◆ What you will do: In the data below, find every line with the string "border" and pull it out.

= = =

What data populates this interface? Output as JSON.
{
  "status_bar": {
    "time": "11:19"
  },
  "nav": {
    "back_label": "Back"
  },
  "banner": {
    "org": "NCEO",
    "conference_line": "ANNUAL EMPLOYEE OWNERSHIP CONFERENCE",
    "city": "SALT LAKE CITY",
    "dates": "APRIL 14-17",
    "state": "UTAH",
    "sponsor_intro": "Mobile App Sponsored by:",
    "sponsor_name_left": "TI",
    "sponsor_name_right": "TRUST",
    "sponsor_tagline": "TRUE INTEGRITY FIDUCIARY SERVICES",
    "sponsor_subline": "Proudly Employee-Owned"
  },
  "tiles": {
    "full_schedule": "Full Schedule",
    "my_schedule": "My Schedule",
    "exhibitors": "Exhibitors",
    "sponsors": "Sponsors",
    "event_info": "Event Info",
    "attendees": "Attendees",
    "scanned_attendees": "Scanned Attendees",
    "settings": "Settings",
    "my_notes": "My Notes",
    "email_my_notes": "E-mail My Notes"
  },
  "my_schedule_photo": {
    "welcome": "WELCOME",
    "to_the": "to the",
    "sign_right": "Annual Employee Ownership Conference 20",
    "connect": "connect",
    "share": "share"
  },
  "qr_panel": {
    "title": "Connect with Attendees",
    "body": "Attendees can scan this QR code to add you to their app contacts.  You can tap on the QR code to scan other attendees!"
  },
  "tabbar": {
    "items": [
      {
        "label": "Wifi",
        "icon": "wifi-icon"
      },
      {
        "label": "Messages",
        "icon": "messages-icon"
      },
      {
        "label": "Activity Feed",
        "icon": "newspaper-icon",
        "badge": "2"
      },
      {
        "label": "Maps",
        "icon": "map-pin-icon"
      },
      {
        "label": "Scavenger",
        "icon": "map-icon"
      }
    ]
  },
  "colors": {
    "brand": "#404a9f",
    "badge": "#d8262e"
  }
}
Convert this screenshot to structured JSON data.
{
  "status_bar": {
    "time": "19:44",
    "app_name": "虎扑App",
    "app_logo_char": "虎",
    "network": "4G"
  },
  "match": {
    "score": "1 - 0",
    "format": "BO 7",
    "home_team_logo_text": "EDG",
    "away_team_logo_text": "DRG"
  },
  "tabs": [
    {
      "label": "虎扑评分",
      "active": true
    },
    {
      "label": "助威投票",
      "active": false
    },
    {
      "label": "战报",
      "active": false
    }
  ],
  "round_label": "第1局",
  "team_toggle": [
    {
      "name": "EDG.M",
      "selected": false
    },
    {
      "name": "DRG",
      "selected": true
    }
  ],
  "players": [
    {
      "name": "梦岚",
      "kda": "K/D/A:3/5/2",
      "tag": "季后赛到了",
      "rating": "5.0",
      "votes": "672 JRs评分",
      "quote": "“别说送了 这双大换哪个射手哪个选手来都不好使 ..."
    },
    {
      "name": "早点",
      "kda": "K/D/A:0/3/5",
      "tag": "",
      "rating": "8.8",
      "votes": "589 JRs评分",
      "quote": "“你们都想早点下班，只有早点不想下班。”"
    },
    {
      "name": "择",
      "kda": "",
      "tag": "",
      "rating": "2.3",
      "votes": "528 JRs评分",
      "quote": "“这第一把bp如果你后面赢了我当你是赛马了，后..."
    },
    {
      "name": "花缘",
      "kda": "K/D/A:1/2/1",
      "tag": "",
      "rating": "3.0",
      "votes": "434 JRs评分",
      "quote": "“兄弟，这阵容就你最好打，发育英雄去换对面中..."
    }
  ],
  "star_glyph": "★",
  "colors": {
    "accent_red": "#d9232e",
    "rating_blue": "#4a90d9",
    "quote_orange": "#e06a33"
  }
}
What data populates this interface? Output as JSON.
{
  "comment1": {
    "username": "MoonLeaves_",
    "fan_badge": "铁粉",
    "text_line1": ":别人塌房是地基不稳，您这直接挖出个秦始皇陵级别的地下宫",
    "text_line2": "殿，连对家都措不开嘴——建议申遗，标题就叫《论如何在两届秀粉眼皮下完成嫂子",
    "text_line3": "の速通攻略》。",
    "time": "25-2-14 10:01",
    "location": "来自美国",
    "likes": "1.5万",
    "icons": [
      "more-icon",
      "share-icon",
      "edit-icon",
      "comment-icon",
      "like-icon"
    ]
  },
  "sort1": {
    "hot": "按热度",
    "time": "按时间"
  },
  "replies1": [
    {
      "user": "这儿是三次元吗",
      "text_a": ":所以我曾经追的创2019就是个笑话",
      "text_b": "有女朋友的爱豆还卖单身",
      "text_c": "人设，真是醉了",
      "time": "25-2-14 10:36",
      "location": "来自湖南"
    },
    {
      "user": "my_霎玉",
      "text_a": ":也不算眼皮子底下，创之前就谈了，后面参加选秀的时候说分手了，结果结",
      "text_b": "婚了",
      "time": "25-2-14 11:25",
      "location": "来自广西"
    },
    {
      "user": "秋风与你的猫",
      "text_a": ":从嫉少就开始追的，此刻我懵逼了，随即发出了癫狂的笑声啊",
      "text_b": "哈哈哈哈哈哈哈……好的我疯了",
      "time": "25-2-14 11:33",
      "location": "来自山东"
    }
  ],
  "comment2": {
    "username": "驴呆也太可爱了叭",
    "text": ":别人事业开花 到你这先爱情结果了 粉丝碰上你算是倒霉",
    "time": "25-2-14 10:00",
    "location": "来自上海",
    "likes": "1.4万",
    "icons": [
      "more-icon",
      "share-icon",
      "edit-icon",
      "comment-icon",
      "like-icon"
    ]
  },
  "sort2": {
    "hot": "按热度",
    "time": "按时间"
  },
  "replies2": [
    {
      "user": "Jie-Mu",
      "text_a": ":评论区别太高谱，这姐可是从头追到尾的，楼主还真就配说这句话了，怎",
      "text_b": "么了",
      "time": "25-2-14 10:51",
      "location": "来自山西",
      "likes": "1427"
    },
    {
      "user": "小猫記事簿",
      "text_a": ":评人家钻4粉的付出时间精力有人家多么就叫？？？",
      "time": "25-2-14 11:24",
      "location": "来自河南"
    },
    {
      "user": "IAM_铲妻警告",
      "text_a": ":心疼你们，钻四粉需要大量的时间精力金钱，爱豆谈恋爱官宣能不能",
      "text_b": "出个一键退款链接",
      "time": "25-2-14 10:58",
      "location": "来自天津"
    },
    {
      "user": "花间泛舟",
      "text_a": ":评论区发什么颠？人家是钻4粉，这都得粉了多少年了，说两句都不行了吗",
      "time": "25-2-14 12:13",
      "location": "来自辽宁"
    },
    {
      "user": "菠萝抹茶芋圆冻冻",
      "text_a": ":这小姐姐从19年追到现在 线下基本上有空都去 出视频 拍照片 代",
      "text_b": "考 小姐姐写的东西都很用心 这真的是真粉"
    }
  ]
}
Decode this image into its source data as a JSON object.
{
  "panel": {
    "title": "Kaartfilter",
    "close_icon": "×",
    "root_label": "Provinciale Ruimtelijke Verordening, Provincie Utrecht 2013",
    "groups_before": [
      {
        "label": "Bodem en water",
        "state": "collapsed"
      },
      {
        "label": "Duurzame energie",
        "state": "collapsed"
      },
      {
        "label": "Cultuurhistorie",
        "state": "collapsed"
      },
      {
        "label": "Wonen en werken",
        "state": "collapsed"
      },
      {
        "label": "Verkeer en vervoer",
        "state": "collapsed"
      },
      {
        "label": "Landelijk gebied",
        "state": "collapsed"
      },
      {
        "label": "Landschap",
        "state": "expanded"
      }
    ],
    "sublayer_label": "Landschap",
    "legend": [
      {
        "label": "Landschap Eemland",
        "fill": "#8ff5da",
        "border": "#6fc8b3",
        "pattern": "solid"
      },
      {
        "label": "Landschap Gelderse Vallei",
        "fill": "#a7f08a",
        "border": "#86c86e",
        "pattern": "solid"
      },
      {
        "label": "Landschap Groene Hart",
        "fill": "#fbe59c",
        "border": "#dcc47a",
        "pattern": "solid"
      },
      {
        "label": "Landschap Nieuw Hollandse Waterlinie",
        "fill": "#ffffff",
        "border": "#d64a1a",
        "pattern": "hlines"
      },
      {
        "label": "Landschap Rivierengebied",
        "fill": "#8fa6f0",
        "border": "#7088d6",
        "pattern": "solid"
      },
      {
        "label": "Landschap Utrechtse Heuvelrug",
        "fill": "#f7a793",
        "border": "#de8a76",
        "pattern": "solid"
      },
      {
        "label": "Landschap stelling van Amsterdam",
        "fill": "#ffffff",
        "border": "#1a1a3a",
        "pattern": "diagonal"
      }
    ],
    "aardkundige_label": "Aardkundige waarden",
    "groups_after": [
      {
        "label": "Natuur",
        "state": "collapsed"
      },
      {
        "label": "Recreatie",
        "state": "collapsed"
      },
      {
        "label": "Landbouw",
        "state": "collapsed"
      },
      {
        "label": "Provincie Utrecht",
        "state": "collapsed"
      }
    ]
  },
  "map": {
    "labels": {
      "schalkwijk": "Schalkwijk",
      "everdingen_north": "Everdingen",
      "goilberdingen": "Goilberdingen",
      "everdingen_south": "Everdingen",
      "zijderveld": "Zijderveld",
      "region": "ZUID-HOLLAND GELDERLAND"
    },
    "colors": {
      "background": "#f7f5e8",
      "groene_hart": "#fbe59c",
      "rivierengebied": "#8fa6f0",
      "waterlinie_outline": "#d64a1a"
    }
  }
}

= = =

◆ Expected answer:
        "border": "#6fc8b3",
        "border": "#86c86e",
        "border": "#dcc47a",
        "border": "#d64a1a",
        "border": "#7088d6",
        "border": "#de8a76",
        "border": "#1a1a3a",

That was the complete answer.